Copy out each line of the listing that has the word "Zakład" in it.

Task data:
━━━━━━
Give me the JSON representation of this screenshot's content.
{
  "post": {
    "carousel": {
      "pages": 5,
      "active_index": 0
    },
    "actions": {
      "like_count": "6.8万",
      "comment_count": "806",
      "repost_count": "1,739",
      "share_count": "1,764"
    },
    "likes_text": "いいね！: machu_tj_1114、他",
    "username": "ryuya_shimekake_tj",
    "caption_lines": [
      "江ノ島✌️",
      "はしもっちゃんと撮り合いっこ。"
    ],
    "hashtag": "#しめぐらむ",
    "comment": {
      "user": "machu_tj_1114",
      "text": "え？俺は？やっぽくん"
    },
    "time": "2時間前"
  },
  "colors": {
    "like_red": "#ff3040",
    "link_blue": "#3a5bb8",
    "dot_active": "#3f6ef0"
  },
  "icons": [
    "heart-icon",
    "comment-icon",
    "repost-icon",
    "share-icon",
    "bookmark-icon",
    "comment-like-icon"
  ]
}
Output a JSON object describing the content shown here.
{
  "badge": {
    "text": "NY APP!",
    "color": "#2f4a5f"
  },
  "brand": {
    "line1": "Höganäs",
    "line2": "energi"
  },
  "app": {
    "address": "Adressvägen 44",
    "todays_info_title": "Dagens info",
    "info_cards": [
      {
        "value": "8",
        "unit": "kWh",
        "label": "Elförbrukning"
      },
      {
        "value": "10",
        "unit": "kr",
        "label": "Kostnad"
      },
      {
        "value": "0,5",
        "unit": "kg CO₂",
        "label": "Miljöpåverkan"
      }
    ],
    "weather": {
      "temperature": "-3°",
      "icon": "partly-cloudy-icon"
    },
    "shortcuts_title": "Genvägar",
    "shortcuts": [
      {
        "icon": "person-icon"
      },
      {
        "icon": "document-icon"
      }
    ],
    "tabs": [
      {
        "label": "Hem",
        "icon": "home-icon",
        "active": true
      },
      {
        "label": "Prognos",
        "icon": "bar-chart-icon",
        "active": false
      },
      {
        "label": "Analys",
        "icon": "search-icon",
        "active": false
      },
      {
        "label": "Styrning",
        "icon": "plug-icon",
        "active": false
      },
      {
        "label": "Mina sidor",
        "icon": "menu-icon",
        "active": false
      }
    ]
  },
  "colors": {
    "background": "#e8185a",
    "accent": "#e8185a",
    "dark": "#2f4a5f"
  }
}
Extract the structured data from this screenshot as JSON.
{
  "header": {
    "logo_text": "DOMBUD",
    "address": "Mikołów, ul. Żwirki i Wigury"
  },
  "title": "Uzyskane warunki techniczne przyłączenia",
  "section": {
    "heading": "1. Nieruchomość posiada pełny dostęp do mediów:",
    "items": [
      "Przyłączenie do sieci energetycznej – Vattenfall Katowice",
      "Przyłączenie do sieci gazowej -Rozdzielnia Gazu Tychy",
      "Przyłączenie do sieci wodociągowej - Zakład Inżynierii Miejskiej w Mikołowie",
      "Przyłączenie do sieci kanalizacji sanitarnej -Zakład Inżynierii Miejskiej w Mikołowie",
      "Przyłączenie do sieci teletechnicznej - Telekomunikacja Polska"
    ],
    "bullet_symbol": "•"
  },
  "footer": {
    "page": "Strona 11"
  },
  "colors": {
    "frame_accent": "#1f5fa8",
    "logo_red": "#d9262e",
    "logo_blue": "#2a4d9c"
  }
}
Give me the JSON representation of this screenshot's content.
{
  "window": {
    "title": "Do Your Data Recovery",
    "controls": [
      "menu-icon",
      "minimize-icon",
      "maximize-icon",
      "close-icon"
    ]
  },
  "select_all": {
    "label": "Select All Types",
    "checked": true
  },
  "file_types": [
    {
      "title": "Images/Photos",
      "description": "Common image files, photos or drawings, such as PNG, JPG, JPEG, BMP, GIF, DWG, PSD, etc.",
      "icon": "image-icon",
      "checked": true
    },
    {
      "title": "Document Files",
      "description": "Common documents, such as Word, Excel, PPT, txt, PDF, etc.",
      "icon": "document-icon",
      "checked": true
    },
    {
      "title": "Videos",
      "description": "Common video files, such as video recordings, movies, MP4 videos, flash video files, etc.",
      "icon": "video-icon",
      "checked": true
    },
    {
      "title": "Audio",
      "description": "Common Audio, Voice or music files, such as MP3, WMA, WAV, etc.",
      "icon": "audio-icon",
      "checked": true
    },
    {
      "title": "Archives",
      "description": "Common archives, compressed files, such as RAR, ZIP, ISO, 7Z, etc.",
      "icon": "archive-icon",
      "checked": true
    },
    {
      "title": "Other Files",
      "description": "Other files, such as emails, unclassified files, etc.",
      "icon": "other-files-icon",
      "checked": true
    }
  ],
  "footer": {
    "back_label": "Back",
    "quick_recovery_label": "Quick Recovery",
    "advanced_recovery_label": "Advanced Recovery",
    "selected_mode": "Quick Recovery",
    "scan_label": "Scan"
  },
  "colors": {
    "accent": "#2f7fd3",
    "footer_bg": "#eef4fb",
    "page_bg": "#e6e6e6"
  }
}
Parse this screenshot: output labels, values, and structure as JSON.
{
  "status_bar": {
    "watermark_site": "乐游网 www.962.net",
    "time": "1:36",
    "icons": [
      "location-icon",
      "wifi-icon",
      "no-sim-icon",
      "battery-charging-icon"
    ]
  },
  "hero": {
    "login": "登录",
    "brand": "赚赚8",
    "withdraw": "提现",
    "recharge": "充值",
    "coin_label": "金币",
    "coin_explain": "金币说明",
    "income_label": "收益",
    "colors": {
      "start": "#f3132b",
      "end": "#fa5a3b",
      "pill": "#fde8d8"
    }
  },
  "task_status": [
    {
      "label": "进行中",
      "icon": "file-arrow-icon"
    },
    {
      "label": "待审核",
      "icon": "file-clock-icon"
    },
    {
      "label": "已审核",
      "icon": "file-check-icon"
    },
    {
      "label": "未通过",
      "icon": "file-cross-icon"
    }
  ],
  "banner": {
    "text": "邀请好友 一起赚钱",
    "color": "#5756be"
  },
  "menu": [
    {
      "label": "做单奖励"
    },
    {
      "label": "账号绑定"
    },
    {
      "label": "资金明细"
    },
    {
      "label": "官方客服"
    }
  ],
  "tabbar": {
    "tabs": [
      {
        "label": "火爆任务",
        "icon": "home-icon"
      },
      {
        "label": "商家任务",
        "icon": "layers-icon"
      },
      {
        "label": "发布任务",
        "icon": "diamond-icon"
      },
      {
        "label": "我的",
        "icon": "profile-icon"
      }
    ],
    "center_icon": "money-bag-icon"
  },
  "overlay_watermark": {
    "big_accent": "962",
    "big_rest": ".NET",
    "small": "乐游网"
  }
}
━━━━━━
Answer to the exercise:
      "Przyłączenie do sieci wodociągowej - Zakład Inżynierii Miejskiej w Mikołowie",
      "Przyłączenie do sieci kanalizacji sanitarnej -Zakład Inżynierii Miejskiej w Mikołowie",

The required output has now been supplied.